Work order
Pick out each line of the records in which the word "time" appears.

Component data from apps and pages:
------------------------------------------------------------------------

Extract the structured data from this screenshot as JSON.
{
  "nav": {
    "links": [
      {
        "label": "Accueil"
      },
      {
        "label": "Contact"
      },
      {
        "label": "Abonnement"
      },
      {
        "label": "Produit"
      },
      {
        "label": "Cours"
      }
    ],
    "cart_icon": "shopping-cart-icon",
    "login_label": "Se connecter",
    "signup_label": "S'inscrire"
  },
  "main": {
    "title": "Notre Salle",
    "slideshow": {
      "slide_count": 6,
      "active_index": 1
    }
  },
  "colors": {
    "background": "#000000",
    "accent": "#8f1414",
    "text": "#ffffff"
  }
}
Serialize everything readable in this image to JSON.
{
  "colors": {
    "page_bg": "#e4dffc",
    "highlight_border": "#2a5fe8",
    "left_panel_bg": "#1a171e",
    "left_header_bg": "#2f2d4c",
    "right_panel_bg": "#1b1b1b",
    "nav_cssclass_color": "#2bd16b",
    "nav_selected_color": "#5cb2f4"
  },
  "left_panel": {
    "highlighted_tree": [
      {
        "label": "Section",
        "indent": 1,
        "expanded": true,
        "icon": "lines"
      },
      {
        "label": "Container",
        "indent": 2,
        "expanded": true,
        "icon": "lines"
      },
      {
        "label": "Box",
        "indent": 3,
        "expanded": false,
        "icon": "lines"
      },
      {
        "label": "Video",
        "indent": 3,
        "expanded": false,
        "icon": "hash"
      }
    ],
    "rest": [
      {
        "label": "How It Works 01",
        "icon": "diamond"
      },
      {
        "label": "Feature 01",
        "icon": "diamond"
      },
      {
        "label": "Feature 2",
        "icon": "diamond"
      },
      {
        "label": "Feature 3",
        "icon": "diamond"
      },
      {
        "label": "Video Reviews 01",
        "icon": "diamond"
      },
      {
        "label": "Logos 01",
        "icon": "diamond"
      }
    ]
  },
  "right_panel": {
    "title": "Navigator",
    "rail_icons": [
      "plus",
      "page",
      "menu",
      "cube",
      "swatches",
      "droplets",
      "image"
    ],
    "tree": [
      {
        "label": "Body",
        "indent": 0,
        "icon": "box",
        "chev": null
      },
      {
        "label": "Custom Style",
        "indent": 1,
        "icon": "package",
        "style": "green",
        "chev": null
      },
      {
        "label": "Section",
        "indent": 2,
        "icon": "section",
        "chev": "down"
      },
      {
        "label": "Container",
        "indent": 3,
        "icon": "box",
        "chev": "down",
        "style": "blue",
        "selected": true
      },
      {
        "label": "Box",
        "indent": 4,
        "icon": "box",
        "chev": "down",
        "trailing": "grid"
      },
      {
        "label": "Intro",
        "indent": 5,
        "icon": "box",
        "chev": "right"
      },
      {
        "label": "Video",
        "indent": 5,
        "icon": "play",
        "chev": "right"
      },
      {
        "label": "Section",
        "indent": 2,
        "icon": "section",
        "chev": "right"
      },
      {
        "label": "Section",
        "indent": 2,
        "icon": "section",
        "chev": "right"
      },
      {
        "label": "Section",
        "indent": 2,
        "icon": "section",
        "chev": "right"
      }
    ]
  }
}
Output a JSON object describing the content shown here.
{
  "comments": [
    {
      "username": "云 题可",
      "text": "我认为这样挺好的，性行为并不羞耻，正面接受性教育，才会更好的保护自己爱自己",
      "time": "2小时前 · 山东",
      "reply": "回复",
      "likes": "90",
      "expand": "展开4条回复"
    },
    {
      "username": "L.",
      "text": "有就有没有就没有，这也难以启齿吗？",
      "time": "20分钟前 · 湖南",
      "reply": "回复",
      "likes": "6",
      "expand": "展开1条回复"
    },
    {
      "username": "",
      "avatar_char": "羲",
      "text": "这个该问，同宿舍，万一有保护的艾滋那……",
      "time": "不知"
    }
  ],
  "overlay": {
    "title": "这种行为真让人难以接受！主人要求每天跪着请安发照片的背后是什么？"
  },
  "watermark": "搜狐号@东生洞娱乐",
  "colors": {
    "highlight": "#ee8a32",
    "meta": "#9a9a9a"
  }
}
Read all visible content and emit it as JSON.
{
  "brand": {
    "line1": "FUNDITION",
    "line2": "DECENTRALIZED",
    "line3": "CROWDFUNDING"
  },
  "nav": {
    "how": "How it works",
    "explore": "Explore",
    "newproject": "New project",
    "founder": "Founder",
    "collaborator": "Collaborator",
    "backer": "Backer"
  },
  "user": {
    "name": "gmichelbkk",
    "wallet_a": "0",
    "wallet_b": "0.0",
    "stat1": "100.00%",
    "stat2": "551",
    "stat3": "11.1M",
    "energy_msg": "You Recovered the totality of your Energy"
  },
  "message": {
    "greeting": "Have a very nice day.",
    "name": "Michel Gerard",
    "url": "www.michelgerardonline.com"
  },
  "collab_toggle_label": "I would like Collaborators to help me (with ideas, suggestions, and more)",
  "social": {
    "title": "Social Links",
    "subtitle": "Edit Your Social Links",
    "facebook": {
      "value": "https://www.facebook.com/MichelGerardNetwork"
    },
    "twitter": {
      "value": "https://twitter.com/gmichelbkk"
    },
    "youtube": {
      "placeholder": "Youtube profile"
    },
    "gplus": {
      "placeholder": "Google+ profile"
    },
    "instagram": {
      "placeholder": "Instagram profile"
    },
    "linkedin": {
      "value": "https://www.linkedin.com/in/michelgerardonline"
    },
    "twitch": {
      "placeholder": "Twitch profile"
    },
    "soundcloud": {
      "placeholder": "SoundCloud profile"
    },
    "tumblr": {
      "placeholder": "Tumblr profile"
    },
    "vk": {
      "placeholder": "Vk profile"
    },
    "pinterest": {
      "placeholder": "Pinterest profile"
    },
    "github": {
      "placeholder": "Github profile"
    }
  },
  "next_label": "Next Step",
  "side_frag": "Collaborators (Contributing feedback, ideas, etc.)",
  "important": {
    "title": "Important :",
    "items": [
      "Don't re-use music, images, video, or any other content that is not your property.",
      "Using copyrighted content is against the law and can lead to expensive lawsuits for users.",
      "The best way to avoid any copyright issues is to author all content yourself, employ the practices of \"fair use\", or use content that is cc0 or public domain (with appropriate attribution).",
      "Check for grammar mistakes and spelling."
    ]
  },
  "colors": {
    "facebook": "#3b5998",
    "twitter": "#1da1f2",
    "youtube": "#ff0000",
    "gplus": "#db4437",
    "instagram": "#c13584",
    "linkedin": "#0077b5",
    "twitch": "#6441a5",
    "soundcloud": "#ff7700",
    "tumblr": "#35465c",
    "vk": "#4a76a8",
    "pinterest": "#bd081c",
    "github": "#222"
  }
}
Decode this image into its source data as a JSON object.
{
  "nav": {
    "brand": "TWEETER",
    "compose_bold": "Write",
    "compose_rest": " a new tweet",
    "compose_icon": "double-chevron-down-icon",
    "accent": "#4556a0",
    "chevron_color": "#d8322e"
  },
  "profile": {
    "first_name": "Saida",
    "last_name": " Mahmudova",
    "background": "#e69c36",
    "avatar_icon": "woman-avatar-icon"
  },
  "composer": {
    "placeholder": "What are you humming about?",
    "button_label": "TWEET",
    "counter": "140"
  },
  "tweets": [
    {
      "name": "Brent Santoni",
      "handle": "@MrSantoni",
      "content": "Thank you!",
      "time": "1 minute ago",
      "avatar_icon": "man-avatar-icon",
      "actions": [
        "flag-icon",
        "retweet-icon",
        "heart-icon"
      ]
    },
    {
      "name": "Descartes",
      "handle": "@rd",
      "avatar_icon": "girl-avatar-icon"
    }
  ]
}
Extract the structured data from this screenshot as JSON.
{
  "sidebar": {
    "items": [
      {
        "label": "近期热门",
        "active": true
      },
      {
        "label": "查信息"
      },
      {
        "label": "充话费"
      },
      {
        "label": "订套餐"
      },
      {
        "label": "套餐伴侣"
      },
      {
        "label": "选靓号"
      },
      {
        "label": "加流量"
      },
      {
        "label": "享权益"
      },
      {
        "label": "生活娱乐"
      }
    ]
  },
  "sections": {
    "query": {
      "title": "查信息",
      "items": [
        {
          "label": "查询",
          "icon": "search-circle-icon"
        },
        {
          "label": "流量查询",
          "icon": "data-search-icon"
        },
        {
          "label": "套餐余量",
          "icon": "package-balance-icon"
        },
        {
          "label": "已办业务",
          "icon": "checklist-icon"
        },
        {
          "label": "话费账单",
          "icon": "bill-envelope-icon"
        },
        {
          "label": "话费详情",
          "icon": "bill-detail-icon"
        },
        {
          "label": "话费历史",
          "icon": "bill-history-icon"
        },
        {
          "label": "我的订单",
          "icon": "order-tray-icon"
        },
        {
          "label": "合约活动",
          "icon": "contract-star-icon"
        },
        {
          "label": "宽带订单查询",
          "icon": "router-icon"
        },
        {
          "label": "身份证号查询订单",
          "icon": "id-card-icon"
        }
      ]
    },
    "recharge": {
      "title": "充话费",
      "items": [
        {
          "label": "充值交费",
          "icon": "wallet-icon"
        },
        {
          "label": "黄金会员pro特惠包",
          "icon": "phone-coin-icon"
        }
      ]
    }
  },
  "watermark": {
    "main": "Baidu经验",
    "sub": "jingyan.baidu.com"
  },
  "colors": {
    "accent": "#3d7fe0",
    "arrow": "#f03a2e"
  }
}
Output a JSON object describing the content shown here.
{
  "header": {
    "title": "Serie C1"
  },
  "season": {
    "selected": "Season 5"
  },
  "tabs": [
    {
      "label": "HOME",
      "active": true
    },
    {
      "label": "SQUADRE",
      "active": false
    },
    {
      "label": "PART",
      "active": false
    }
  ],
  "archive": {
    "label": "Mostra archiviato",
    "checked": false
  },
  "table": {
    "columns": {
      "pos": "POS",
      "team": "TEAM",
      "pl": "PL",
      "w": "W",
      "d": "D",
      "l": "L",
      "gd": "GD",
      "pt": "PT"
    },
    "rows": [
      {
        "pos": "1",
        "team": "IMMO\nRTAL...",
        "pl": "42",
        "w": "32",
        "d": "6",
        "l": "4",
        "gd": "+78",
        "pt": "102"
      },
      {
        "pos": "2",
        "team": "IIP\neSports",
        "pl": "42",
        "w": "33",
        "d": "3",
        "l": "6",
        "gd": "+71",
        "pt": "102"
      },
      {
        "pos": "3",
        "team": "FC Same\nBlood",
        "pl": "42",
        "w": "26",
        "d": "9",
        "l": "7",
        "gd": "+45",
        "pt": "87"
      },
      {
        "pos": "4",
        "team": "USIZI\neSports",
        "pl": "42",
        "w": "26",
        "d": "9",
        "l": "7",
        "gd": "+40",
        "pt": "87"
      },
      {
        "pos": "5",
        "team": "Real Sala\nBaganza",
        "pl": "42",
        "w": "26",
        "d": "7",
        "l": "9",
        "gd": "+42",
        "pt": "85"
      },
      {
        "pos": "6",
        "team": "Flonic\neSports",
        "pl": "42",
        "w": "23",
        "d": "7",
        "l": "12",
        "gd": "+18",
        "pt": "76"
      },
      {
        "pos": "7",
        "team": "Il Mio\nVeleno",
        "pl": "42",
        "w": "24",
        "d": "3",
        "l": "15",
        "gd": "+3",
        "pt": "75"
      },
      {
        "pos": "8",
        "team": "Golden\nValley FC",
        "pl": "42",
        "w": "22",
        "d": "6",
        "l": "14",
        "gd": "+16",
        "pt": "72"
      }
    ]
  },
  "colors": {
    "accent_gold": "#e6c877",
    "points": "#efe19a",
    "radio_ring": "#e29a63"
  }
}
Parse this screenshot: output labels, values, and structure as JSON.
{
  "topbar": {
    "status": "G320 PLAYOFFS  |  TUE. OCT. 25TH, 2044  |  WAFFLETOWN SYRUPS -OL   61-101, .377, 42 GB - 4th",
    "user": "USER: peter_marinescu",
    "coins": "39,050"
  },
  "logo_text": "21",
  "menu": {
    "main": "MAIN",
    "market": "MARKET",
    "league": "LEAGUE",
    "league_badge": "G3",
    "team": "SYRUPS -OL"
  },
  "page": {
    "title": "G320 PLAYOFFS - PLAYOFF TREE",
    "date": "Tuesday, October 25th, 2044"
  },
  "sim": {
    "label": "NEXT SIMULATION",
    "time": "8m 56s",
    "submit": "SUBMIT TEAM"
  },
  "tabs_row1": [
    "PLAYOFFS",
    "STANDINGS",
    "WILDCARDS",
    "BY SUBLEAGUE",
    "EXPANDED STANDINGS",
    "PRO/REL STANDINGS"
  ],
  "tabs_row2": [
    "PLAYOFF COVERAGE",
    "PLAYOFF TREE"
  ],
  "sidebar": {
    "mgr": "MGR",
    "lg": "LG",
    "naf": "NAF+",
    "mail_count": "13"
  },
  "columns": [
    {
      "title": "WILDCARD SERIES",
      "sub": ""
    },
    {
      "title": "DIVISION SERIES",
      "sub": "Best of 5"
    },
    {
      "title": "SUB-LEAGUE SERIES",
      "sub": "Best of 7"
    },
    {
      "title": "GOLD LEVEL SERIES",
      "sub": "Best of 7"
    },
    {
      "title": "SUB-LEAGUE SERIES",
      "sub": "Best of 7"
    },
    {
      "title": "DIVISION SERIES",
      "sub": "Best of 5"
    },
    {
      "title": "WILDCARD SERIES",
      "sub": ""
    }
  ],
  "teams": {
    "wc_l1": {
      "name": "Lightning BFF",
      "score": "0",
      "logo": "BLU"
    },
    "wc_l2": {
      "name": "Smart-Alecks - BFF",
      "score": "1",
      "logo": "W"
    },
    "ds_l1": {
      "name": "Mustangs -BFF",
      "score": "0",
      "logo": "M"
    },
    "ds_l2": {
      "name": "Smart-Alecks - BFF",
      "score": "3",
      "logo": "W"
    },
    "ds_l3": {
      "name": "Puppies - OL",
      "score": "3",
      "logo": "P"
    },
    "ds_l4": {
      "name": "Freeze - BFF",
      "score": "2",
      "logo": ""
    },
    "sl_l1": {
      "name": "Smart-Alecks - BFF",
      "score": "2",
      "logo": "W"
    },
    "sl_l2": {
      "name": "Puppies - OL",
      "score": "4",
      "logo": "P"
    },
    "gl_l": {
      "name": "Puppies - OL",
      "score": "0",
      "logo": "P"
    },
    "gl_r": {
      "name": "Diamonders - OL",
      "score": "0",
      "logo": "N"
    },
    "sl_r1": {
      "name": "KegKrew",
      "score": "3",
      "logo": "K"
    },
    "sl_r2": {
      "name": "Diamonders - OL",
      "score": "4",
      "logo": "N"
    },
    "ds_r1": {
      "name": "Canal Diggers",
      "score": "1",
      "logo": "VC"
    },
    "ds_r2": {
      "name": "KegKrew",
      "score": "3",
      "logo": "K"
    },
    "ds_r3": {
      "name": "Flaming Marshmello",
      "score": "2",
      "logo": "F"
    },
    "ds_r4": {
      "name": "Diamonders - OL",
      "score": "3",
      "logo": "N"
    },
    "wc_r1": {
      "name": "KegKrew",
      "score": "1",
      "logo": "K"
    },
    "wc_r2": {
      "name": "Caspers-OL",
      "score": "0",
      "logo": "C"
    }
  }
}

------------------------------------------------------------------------

Written response
      "time": "2小时前 · 山东",
      "time": "20分钟前 · 湖南",
      "time": "不知"
      "time": "1 minute ago",
    "time": "8m 56s",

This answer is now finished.